_Task description:_ Whenever a line in the entries below contains "country", copy that line.

_Material provided:_
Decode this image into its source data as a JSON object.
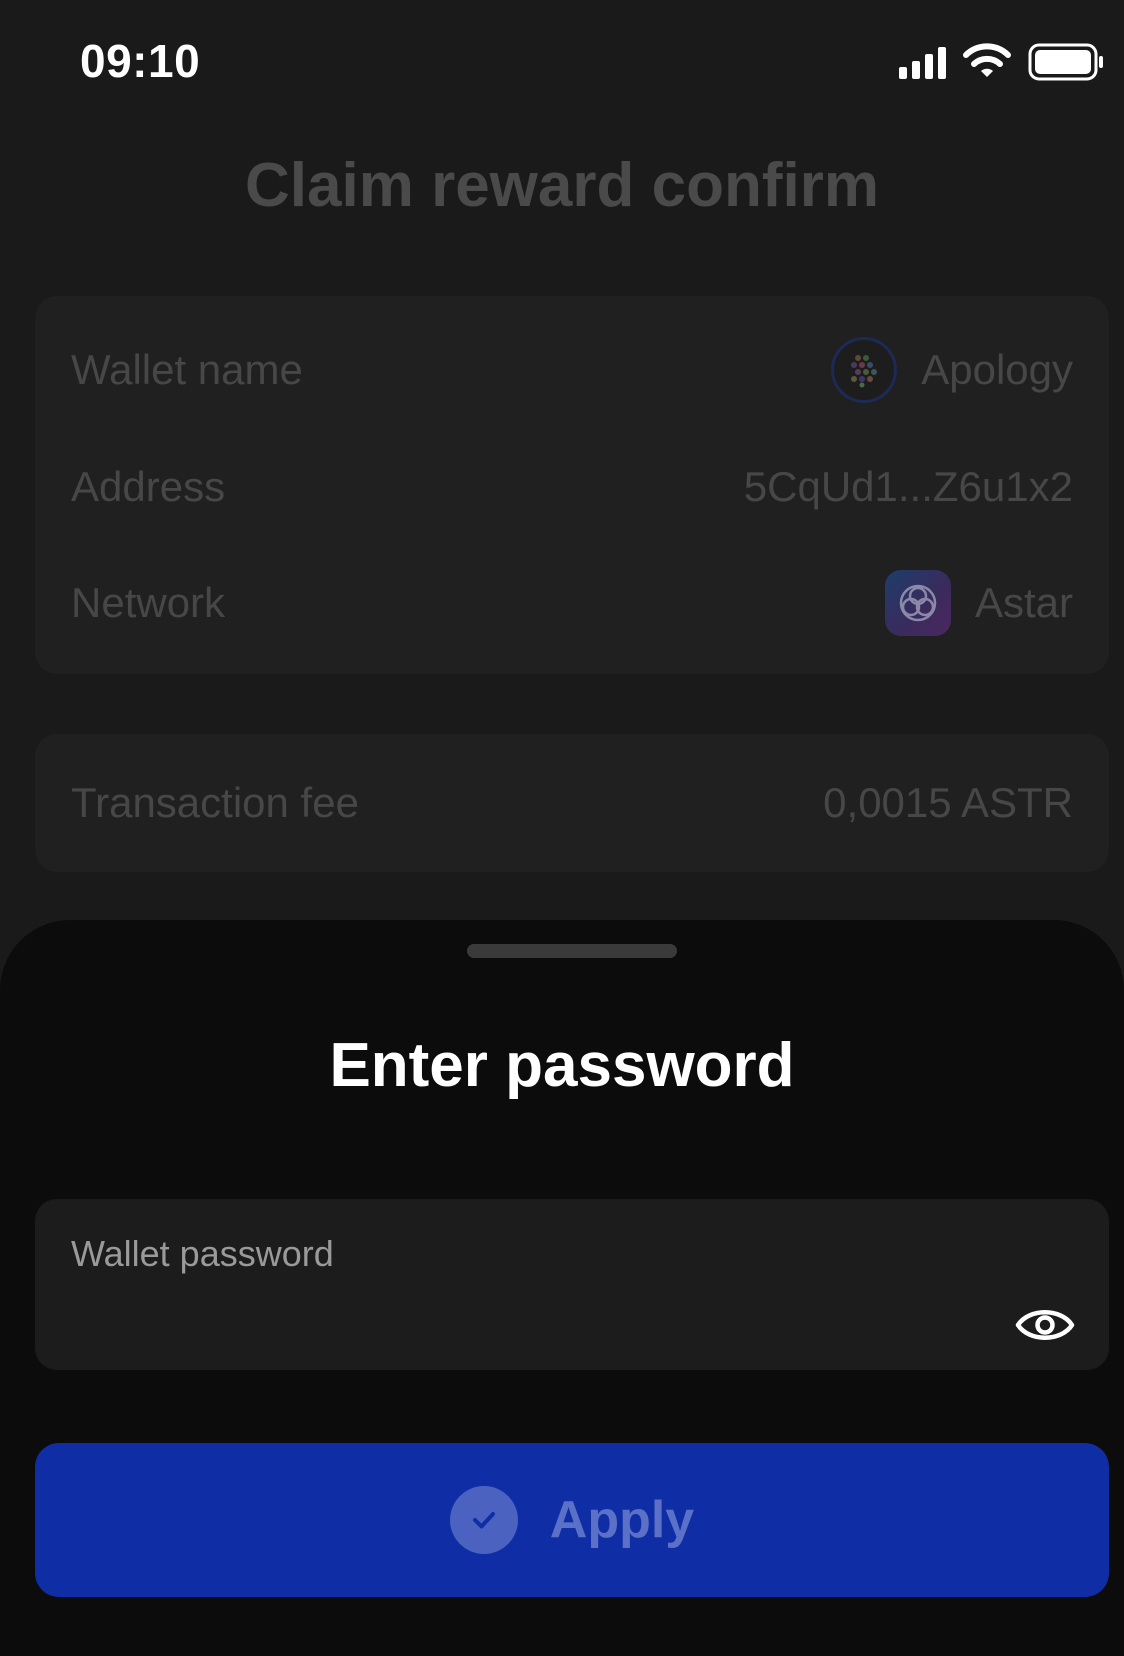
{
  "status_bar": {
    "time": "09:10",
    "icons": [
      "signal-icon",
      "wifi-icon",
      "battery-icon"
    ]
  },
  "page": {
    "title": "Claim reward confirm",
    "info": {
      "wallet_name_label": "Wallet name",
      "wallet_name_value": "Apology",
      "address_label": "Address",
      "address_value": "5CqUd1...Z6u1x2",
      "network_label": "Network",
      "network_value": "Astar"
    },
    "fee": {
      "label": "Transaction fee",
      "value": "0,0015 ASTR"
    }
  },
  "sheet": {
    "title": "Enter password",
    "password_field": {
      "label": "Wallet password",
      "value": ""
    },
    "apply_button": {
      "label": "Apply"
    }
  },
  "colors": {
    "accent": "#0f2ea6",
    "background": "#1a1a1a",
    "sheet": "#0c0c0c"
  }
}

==

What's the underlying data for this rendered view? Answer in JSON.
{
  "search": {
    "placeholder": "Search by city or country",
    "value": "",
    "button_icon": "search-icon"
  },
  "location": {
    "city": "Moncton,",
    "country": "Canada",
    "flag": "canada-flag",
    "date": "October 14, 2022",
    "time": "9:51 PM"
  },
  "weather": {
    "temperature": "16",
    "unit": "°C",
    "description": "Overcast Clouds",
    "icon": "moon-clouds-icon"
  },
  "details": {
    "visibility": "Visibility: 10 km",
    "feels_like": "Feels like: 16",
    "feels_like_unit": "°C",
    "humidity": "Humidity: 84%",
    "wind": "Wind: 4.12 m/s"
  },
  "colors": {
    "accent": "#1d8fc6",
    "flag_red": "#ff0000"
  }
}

_Solution to this task:_
    "placeholder": "Search by city or country",
    "country": "Canada",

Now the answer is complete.